PROBLEM TO SOLVE
Output every entry exactly as written.

INFORMATION SUPPLIED
• • •
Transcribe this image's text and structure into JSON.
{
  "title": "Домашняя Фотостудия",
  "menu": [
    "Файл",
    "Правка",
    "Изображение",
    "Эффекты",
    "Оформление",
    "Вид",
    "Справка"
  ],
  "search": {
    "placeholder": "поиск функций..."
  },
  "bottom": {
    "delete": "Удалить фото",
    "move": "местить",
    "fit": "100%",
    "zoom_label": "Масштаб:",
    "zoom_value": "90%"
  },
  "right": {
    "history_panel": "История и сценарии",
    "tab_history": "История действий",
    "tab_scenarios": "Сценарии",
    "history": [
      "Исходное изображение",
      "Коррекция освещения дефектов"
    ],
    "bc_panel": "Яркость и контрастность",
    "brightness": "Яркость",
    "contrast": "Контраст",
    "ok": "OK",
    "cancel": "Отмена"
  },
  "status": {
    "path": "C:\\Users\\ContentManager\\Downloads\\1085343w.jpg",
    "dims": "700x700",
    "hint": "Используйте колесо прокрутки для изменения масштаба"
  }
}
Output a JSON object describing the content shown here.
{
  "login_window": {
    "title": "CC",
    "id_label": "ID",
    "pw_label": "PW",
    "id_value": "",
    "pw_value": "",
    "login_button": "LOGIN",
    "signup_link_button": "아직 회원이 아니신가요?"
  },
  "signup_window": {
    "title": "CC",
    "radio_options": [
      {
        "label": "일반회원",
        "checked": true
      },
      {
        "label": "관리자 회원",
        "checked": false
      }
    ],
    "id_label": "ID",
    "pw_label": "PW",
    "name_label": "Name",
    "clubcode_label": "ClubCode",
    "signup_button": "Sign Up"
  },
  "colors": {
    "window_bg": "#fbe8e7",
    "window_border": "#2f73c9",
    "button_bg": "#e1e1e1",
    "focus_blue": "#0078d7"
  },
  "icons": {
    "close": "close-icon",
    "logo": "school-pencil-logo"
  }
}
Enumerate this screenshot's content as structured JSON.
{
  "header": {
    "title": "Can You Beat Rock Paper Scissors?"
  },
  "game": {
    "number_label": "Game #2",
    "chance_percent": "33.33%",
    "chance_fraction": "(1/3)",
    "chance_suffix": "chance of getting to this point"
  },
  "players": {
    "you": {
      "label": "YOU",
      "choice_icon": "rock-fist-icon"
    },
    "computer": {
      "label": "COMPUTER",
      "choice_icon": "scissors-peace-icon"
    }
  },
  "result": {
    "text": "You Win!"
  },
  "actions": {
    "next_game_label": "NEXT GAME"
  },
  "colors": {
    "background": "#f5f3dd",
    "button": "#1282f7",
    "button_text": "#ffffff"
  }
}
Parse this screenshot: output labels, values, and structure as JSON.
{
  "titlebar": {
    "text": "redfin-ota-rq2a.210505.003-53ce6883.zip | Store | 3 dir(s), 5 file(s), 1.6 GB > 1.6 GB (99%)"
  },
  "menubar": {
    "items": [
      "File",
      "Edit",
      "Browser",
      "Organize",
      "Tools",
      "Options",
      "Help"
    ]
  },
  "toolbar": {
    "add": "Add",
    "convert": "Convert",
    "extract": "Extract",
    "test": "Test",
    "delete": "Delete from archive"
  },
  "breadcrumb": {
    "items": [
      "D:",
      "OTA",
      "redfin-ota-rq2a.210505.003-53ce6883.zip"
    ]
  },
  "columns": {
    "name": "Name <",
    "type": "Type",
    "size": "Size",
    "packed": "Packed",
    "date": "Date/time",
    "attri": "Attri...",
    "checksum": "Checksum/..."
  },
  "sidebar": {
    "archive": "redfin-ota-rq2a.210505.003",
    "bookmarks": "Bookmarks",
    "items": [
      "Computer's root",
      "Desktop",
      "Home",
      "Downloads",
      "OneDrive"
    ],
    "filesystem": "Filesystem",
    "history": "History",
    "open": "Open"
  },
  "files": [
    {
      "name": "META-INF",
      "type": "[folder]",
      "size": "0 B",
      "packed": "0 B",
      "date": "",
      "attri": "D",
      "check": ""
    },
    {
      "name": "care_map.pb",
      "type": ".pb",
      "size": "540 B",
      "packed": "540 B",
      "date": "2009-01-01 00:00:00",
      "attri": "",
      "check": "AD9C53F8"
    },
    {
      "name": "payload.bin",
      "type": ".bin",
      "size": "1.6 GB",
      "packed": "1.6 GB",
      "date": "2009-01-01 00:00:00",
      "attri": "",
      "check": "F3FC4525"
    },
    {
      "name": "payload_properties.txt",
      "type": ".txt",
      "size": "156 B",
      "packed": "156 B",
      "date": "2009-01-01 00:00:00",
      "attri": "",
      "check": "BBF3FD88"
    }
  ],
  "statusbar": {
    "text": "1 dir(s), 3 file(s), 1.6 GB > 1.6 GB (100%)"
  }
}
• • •
PROBLEM SOLUTION
Transcribe this image's text and structure into JSON.
{
  "title": "Домашняя Фотостудия",
  "menu": [
    "Файл",
    "Правка",
    "Изображение",
    "Эффекты",
    "Оформление",
    "Вид",
    "Справка"
  ],
  "search": {
    "placeholder": "поиск функций..."
  },
  "bottom": {
    "delete": "Удалить фото",
    "move": "местить",
    "fit": "100%",
    "zoom_label": "Масштаб:",
    "zoom_value": "90%"
  },
  "right": {
    "history_panel": "История и сценарии",
    "tab_history": "История действий",
    "tab_scenarios": "Сценарии",
    "history": [
      "Исходное изображение",
      "Коррекция освещения дефектов"
    ],
    "bc_panel": "Яркость и контрастность",
    "brightness": "Яркость",
    "contrast": "Контраст",
    "ok": "OK",
    "cancel": "Отмена"
  },
  "status": {
    "path": "C:\\Users\\ContentManager\\Downloads\\1085343w.jpg",
    "dims": "700x700",
    "hint": "Используйте колесо прокрутки для изменения масштаба"
  }
}
Output a JSON object describing the content shown here.
{
  "login_window": {
    "title": "CC",
    "id_label": "ID",
    "pw_label": "PW",
    "id_value": "",
    "pw_value": "",
    "login_button": "LOGIN",
    "signup_link_button": "아직 회원이 아니신가요?"
  },
  "signup_window": {
    "title": "CC",
    "radio_options": [
      {
        "label": "일반회원",
        "checked": true
      },
      {
        "label": "관리자 회원",
        "checked": false
      }
    ],
    "id_label": "ID",
    "pw_label": "PW",
    "name_label": "Name",
    "clubcode_label": "ClubCode",
    "signup_button": "Sign Up"
  },
  "colors": {
    "window_bg": "#fbe8e7",
    "window_border": "#2f73c9",
    "button_bg": "#e1e1e1",
    "focus_blue": "#0078d7"
  },
  "icons": {
    "close": "close-icon",
    "logo": "school-pencil-logo"
  }
}
Enumerate this screenshot's content as structured JSON.
{
  "header": {
    "title": "Can You Beat Rock Paper Scissors?"
  },
  "game": {
    "number_label": "Game #2",
    "chance_percent": "33.33%",
    "chance_fraction": "(1/3)",
    "chance_suffix": "chance of getting to this point"
  },
  "players": {
    "you": {
      "label": "YOU",
      "choice_icon": "rock-fist-icon"
    },
    "computer": {
      "label": "COMPUTER",
      "choice_icon": "scissors-peace-icon"
    }
  },
  "result": {
    "text": "You Win!"
  },
  "actions": {
    "next_game_label": "NEXT GAME"
  },
  "colors": {
    "background": "#f5f3dd",
    "button": "#1282f7",
    "button_text": "#ffffff"
  }
}
Parse this screenshot: output labels, values, and structure as JSON.
{
  "titlebar": {
    "text": "redfin-ota-rq2a.210505.003-53ce6883.zip | Store | 3 dir(s), 5 file(s), 1.6 GB > 1.6 GB (99%)"
  },
  "menubar": {
    "items": [
      "File",
      "Edit",
      "Browser",
      "Organize",
      "Tools",
      "Options",
      "Help"
    ]
  },
  "toolbar": {
    "add": "Add",
    "convert": "Convert",
    "extract": "Extract",
    "test": "Test",
    "delete": "Delete from archive"
  },
  "breadcrumb": {
    "items": [
      "D:",
      "OTA",
      "redfin-ota-rq2a.210505.003-53ce6883.zip"
    ]
  },
  "columns": {
    "name": "Name <",
    "type": "Type",
    "size": "Size",
    "packed": "Packed",
    "date": "Date/time",
    "attri": "Attri...",
    "checksum": "Checksum/..."
  },
  "sidebar": {
    "archive": "redfin-ota-rq2a.210505.003",
    "bookmarks": "Bookmarks",
    "items": [
      "Computer's root",
      "Desktop",
      "Home",
      "Downloads",
      "OneDrive"
    ],
    "filesystem": "Filesystem",
    "history": "History",
    "open": "Open"
  },
  "files": [
    {
      "name": "META-INF",
      "type": "[folder]",
      "size": "0 B",
      "packed": "0 B",
      "date": "",
      "attri": "D",
      "check": ""
    },
    {
      "name": "care_map.pb",
      "type": ".pb",
      "size": "540 B",
      "packed": "540 B",
      "date": "2009-01-01 00:00:00",
      "attri": "",
      "check": "AD9C53F8"
    },
    {
      "name": "payload.bin",
      "type": ".bin",
      "size": "1.6 GB",
      "packed": "1.6 GB",
      "date": "2009-01-01 00:00:00",
      "attri": "",
      "check": "F3FC4525"
    },
    {
      "name": "payload_properties.txt",
      "type": ".txt",
      "size": "156 B",
      "packed": "156 B",
      "date": "2009-01-01 00:00:00",
      "attri": "",
      "check": "BBF3FD88"
    }
  ],
  "statusbar": {
    "text": "1 dir(s), 3 file(s), 1.6 GB > 1.6 GB (100%)"
  }
}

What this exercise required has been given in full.